Eldorado Canyon

January – February 2014

ELDORADO CANYON Nevada’s Wild West roots are encapsulated in this living ghost town. BY ERIC CACHINERO At first glance, Eldorado Canyon visitors may not be aware they’re standing on ground that at one time epitomized the Wild West. A region deluged in riches and plagued by lawlessness, greed, and murder, the history of this Southern […]

Sands Of Time

Sands Of Time

SANDS OF TIME Former Pony Express station is well worth the short Highway 50 detour. STORY & PHOTOS BY GREG MCFARLANE No American institution that lasted a mere year and a half— not Zachary Taylor’s presidency, the Tennessee Oilers, nor the “Da Ali G Show”—is remembered as nostalgically as the Pony Express. The revolutionary service, […]

Fort Churchill

November – December 2013

Fort Churchill State Historic Park offers a glimpse into Nevada’s pre-statehood past. BY GREG MCFARLANE Almost everything about life in mid-1800s Nevada seems difficult to fathom and even more difficult to have endured. We no longer worry about hostile natives, high infant mortality, and taking weeks to cross the desert on horse-drawn wagons, but at […]

Glorified Ghost Towns

September – October 2013

Glorified Ghost Towns A group of off-roaders find treasures in some of southwestern Nevada’s most inconspicuous places. BY ERIC CACHINERO Ghost towns. They practically hide in plain sight in our state’s unbounded wilderness. The phrase ghost town intrigues the mind with its mysterious, timeworn essence. And, with Nevada claiming more than 600 of them, many […]

Falconry Family

May – June 2013

Falconry Family The Moglichs have specialized in avian artistry for three generations.
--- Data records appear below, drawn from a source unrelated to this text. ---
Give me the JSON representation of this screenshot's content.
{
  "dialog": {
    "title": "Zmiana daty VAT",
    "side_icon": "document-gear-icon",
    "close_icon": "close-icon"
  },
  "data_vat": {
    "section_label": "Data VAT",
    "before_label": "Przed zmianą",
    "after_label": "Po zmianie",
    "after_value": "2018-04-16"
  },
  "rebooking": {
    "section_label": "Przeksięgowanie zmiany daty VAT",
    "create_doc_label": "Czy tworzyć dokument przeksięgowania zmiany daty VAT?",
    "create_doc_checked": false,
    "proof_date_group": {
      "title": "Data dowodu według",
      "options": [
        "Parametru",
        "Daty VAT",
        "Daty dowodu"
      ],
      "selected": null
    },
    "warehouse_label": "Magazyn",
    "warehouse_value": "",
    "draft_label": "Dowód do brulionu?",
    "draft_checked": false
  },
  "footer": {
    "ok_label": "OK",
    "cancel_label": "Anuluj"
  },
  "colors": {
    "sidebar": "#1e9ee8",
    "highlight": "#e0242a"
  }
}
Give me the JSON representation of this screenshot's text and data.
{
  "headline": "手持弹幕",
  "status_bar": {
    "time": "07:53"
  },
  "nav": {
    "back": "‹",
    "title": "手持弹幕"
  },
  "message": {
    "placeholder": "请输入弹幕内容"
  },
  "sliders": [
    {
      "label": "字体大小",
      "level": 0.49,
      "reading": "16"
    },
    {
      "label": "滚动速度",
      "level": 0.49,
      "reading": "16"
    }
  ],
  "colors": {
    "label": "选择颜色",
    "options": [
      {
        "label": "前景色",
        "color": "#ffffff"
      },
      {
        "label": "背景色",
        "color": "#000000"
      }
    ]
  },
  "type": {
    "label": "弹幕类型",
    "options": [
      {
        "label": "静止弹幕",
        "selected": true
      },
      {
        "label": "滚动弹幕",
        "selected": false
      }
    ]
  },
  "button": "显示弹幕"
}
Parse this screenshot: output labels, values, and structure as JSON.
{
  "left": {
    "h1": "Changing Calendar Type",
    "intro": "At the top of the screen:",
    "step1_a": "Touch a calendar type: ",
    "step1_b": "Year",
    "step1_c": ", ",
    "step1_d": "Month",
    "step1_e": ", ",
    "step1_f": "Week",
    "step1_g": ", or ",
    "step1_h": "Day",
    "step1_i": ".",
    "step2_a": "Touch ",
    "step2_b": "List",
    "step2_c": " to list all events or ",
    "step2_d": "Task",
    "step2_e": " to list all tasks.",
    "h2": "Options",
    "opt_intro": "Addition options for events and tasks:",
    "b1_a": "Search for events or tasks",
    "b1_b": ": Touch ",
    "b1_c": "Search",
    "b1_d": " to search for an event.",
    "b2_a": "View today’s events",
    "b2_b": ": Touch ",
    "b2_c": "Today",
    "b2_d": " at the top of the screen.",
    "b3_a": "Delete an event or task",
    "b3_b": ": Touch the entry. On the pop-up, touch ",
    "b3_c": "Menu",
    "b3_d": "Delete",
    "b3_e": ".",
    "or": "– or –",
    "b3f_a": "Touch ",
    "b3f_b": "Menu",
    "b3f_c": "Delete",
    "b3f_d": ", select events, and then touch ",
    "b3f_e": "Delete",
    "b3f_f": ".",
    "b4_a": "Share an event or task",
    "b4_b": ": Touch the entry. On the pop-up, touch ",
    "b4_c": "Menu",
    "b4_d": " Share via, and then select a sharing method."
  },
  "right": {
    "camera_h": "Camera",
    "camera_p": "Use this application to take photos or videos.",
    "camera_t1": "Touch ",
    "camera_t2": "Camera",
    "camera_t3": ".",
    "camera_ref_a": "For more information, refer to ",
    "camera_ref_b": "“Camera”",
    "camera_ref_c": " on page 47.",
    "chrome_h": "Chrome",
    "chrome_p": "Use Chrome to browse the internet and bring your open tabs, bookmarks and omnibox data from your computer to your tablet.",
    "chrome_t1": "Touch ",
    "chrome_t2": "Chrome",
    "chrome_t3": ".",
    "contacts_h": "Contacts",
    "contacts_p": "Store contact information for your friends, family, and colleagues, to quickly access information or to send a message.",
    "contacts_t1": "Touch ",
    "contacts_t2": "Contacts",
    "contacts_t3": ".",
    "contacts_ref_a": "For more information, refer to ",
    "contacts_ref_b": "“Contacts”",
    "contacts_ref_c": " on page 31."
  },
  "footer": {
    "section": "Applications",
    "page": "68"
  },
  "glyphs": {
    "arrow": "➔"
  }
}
STORY & PHOTOS BY ERIC CACHINERO As the early morning sun paints its colors across the Carson Range, the piercing scream of a hawk slices through the serenity. We slide stealthily past rabbitbrush and sage toward the sound of mallard ducks over the […]

Prospecting in Nevada

March – April 2013

Gold and gemstone enthusiasts dig discovering mineral wealth in the Silver State. PHOTO & STORY BY RICHARD MASSEY With the rising value of gold and increasing popularity of reality TV shows such as “Gold Rush, Alaska” and “Bering Sea Gold,” it seems that everyone is getting gold fever. If you find yourself bitten by the […]

Land Sailing in Nevada

January – February 2013

Nevada has many claims to fame, and you can add one more to the list: land sailing. In fact, I was interested to learn recently that the Silver State is arguably the premier land-sailing destination in the United States.

See all Articles